Your mouth can reveal a lot about your health. When your body doesn’t get enough of the vitamins and nutrients that it needs to function, it can affect your oral health. If you practice good oral care but still experience bleeding gums or tooth sensitivity, your body may be low on vitamins.
Hard tissue in your body needs calcium to stay strong. Without the proper amount of calcium, your teeth will weaken, leaving them more prone to chipping and cracking. You may also experience premature tooth loss and be at a greater risk for periodontal disease.
Symptoms of vitamin B deficiency vary depending on the type of vitamin B you are low on. Symptoms may include a burning sensation of the tongue, painful cracking at the corners of the mouth, canker sores, and chronic oral yeast infections.
Too little zinc in your diet can cause numbness in the tongue, loss of taste, dry mouth, and an increased risk of gum disease. Mouth dryness may heighten the risk of tooth decay. Saliva helps break down food residue in your mouth so that it does not linger too long on your teeth. Additionally, it brings important minerals to your teeth that help keep the enamel strong. Without strong enamel, your teeth are more prone to decay and other damage.
You may experience gum tenderness and inflammation if you aren’t getting enough magnesium from your food. Extended inflammation may put pressure on tooth nerves, causing tooth pain.
Both vitamin A and K play a huge role in healing. Without them, your body will recover from wounds at a slower rate. Dental work or tooth extractions will also take longer to heal, leaving you at a greater risk of infection. The lack of either of these vitamins may also cause your gums to bleed more easily. Your gums may bleed after cleanings even if they are in great health.
Fans of swashbuckling pirate tales know that prolonged insufficient vitamin C intake causes scurvy. This condition causes gum bleeding and gingivitis, among other symptoms. You could practice great oral care and still develop gingivitis if your body does not regularly get the right amount of vitamin C.
Vitamin deficiencies are not the only conditions that may affect your mouth. Some chronic health conditions also cause oral problems that do not reflect your oral care regimen. Diabetes, for example, may heighten the risk of gum disease from imbalanced blood sugar levels. As with calcium deficiency, people suffering from liver disease may experience premature tooth loss.
Although vitamin deficiencies can cause oral problems, you should still visit a dentist rather than risk a self-diagnosis. Regular oral exams and cleanings every six months can help keep your mouth healthy and catch problems as they develop. These cleanings will allow your dentist to see if your oral health does not match your hygiene regimen.

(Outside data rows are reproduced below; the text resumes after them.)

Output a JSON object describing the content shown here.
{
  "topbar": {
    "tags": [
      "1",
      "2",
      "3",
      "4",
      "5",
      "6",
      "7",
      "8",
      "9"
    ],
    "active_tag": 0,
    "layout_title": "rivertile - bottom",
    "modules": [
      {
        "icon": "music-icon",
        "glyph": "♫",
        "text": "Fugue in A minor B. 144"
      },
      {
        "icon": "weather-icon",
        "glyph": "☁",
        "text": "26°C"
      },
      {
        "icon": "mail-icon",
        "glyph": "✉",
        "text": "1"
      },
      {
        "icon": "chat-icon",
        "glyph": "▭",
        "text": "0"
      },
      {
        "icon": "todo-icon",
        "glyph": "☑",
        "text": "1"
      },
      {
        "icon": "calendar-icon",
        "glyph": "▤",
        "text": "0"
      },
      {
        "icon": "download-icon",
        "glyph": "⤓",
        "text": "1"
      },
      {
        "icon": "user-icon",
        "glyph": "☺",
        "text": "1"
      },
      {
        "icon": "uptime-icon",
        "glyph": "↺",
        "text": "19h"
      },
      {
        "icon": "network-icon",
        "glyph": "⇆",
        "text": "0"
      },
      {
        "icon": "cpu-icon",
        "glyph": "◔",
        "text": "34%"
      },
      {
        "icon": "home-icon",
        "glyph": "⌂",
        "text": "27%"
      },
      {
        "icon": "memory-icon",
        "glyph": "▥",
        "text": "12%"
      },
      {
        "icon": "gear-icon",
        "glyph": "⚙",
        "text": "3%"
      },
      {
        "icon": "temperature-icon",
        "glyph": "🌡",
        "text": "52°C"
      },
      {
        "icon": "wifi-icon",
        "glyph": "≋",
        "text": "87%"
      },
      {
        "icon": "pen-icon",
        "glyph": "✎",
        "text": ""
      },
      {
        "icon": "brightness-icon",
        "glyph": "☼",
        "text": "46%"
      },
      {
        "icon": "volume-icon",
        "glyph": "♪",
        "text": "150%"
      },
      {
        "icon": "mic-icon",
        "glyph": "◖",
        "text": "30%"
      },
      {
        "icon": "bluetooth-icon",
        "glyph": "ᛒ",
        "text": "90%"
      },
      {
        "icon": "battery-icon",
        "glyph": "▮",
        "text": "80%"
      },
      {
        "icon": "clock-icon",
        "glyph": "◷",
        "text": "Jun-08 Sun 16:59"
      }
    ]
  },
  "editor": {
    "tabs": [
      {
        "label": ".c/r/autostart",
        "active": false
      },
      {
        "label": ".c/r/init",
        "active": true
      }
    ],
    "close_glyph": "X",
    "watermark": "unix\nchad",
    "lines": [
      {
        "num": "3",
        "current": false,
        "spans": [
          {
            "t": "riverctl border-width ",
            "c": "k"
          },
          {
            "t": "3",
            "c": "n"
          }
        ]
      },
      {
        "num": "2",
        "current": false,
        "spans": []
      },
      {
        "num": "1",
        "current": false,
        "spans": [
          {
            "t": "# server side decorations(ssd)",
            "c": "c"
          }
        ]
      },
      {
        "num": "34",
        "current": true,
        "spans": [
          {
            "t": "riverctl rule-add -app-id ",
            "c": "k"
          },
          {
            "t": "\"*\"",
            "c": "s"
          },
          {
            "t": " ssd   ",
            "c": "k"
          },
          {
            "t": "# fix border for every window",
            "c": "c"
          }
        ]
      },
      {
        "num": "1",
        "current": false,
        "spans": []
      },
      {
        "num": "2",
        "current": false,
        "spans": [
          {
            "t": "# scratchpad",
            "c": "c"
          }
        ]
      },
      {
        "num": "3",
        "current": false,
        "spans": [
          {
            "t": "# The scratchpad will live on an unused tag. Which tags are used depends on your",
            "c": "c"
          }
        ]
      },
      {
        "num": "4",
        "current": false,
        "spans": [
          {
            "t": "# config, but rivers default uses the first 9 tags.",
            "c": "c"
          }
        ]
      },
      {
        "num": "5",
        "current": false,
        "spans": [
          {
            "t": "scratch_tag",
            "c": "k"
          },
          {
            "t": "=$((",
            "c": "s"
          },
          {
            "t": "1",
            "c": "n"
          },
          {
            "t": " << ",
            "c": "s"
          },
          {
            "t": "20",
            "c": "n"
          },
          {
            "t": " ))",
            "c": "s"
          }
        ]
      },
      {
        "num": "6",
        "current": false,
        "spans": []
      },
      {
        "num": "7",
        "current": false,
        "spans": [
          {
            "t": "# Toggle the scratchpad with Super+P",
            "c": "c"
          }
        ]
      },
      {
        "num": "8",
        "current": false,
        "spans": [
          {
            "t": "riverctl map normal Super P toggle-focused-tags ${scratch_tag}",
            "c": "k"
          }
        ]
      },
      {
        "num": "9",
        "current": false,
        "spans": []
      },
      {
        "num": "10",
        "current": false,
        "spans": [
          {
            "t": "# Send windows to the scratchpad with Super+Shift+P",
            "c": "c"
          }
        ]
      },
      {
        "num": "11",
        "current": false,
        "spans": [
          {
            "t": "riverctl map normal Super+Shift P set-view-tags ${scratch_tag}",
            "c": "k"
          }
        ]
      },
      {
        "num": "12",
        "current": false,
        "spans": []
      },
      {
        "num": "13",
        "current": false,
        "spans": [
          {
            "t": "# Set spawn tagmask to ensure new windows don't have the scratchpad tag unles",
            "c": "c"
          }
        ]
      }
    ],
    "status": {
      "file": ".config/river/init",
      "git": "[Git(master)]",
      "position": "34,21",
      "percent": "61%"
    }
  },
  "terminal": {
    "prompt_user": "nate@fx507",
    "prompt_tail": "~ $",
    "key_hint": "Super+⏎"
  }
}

If you have concerns about your oral health or would like to schedule a cleaning, please call 509-368-7788 for an appointment at Collins Dentistry & Aesthetics in Spokane.
Or office in Spokane is located at:
3151 E. 28th Ave.
Spokane, WA 99223
Office phone # 509-368-7788